As with any scene containing dynamic exposures, you should try shooting High Dynamic Range shots. This is especially important if you can see all or part of the sun in your frame. High Dynamic Range (HDR) photography is a style many cityscape photographers use. It involves using your camera’s auto bracketing exposure setting (or manually changing your exposure). You should snap a picture of the same frame at several different exposures. You can then take those photos and blend them together in post editing so that each part of your shot is perfectly exposed as you want it. Some things to remember with HDR photography: be sure to use a tripod as you will want the exact same frame for each shot so that blending isn’t an issue. You should also remember that moving objects will show up differently in each shot, so keep that in mind when choosing where you will shoot your cityscape. Avoid highways where cars are moving quickly, or areas with strobe lights that change in the matter of seconds. Of course there are other solutions for this like blending the shots in Photoshop, but the HDR post processing technique can fail when objects are moving.

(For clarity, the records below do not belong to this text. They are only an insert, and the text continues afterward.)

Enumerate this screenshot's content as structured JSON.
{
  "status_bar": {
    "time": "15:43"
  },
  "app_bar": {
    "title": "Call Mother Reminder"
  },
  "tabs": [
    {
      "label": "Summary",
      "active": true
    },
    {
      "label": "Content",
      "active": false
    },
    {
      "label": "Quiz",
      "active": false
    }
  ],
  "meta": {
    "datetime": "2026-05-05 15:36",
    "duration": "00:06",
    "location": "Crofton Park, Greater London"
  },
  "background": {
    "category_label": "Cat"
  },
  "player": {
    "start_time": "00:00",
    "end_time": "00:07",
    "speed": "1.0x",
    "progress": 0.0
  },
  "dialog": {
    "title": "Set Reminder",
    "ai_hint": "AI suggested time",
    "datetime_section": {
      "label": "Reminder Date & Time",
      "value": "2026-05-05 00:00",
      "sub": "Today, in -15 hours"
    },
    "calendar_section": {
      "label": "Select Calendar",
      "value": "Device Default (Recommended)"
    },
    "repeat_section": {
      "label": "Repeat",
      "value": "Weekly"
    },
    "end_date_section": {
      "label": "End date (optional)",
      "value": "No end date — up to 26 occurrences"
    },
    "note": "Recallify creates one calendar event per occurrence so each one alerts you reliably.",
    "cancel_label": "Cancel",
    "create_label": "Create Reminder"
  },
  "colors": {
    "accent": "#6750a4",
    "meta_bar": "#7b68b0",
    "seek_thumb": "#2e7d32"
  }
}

PLAY WITH SILHOUETTES
Silhouettes are easiest to pull off during sunset and sunrise. If you are looking to snap a photo of the darkened city skyline against the colorful, lively horizon, use silhouette. To accomplish this, you will need to set your camera’s exposure to work best with the background of the image, in this case the horizon. If your camera has Active D-Lighting (only in Nikon cameras), turn it off because it will try to force the camera to correctly expose for the subject that is in the shadow, in this case your cityscape. For the best silhouette photographs, make sure the silhouette is recognizable.
PLAY WITH REFLECTIONS
As with any cityscape, reflections of it can be used effectively by finding the best location possible. During sunset or sunrise, you may even be able to catch the sun in the reflection. Play around with including it in your shot. If you don’t feel like it will enhance your picture, don’t include it.
DITCH YOUR FILTERS
Many photographers use filters to make their images pop. However, when photographing during sunset or sunrise, ditch them. Even your polarizing filter. They actually don’t help saturate the colors in your sunset if the sun is also in the photo. Only use the polarizer when the sunlight comes from the side and you want to decrease the amount of reflections. It is important to remember that you can adjust your saturation in post editing.
SHOOT IN RAW
Shooting in RAW file format is especially important in shooting cityscapes during sunrise or sunset. Delicate light information is basically discarded if you shoot in JPEG. Additionally, shooting your cityscape in RAW format allows you to do a lot more during the post editing process.